However, many other parliaments do have rules that are readily available. I would encourage any member, who has the interest, to consult with me prior to the vote on Motion No. 489 in order to see the list, by which time it may well be close to being exhaustive.
Based on the nearly 80 models with which I have been able to consult so far, I can say this. With regard to number one, the most common model, Commonwealth-wide, is the one used in Canada's House of Commons. The Speaker is elected by means of an exhaustive vote, which is a system similar to the one we use.
Number two, some jurisdictions, including New Zealand's House of Representatives, continue to elect the Speaker in the traditional way: by means of an open vote on a motion that x be named as Speaker, or by an election conducted by a show of hands.
Three, in some jurisdictions, the process of balloting is sped up by accepting that if balloting continues for multiple rounds, the winner need not have more than a plurality of the vote. For example, in Cyprus, nobody can win on the first ballot with less than half the votes cast. On the second ballot, 40% will do, and on the third ballot, simply having more votes than anyone else will suffice. This means that, in practice, these jurisdictions have adopted a first past the post system for the third ballot. That is similar to the one that let me take my own seat in the 37th Parliament with only 38% of the votes cast by the electors of Lanark Carleton.
Finally, there is a single major jurisdiction in which a single preferential ballot is used. The chair of India's upper house, the Rajya Sabha, or Council of States, is elected by all members of both the upper and lower houses using a single transferrable vote. The chair is also the vice president of India, which explains why both houses participate in the vote. I do not recommend that we copy this aspect of the model, but I want to make it clear that the system has functioned well for over half a century in the largest democracy on earth.
On a final note regarding the merits of preferential ballots, the system of using preferential ballots in elections where only one candidate can win is known as the alternative ballot. A record of this system in producing winners who represent the consensus of the electorate is impressive. It has been employed at the federal level in Australia since the 1940s, and it is so well loved in that country that every Australian state and territory has adopted the model for its own elections. Some Canadian parties, including my own, have adopted this model for electing their leaders. Likewise, many local nominations are now conducted this way. It was through this system that I was first nominated, in October 2000, and dozens of other members here today have had the same experience.

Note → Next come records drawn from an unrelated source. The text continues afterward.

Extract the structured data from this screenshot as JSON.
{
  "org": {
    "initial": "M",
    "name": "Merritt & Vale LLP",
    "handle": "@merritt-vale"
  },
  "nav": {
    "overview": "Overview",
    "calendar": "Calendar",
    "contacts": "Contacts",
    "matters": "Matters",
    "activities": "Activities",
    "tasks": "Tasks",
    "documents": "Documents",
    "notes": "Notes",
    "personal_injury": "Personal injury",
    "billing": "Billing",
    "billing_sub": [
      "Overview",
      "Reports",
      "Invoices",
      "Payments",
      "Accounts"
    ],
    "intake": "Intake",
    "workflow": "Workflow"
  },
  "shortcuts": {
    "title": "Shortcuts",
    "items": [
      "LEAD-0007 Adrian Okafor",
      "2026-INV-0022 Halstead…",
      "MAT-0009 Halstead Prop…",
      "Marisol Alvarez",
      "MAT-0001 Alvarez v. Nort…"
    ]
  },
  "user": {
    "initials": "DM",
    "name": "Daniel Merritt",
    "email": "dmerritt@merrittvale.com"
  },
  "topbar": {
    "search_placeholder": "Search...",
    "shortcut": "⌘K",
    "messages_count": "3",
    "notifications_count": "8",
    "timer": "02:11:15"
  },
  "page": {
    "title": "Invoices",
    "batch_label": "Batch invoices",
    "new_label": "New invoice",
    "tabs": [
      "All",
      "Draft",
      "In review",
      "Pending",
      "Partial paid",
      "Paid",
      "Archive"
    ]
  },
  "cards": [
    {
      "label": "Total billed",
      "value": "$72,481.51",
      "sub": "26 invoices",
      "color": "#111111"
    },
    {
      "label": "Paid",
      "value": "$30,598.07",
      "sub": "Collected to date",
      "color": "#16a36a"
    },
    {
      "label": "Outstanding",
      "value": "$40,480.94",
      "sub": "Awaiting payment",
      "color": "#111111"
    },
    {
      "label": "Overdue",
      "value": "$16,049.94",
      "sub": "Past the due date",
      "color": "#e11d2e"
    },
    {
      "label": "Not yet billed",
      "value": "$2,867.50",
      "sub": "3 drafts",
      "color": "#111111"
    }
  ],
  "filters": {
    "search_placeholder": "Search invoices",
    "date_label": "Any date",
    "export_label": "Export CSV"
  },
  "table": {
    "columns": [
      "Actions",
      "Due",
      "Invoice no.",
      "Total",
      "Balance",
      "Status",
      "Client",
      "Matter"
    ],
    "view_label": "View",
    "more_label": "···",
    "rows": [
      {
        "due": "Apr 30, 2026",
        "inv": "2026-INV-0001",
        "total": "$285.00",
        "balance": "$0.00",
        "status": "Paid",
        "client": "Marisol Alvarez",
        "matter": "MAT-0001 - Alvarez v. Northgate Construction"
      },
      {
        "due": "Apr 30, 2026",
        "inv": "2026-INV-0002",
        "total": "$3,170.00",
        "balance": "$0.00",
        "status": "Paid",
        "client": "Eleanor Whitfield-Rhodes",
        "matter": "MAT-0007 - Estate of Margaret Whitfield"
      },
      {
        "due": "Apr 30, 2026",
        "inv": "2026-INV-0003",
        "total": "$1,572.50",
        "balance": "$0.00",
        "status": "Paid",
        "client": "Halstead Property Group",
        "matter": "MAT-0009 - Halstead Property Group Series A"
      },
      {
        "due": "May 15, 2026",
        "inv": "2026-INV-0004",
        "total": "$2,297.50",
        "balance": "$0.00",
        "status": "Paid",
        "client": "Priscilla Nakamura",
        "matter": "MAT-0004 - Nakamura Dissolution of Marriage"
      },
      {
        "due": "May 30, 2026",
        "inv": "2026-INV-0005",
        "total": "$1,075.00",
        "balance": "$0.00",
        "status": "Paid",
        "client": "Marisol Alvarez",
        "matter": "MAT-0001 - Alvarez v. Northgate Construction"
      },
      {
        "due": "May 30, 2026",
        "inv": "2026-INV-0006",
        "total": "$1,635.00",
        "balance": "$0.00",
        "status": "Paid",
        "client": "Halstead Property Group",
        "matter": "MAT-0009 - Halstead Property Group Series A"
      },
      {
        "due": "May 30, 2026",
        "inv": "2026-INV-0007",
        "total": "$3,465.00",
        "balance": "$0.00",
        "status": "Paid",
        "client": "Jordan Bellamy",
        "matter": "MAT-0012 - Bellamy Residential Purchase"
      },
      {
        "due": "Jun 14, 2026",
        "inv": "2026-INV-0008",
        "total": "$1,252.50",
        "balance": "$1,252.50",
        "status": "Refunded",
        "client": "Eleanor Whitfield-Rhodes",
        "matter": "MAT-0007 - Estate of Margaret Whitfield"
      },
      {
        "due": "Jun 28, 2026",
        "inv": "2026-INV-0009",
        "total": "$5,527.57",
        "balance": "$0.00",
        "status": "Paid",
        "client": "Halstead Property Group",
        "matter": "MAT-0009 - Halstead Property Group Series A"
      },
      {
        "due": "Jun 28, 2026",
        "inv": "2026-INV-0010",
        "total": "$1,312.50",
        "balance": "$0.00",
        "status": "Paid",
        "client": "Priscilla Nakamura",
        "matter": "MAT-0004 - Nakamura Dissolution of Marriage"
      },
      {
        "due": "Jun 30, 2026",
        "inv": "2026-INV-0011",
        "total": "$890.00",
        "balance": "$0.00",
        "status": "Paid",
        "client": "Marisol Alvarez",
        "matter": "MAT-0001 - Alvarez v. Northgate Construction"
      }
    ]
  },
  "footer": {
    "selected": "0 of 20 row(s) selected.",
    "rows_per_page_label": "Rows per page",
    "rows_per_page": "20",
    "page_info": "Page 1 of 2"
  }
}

Mr. Speaker, I will not go through the merits beyond this.
However, I do ask for your support when this motion comes to a vote, so that it may go to the committee for further debate and analysis.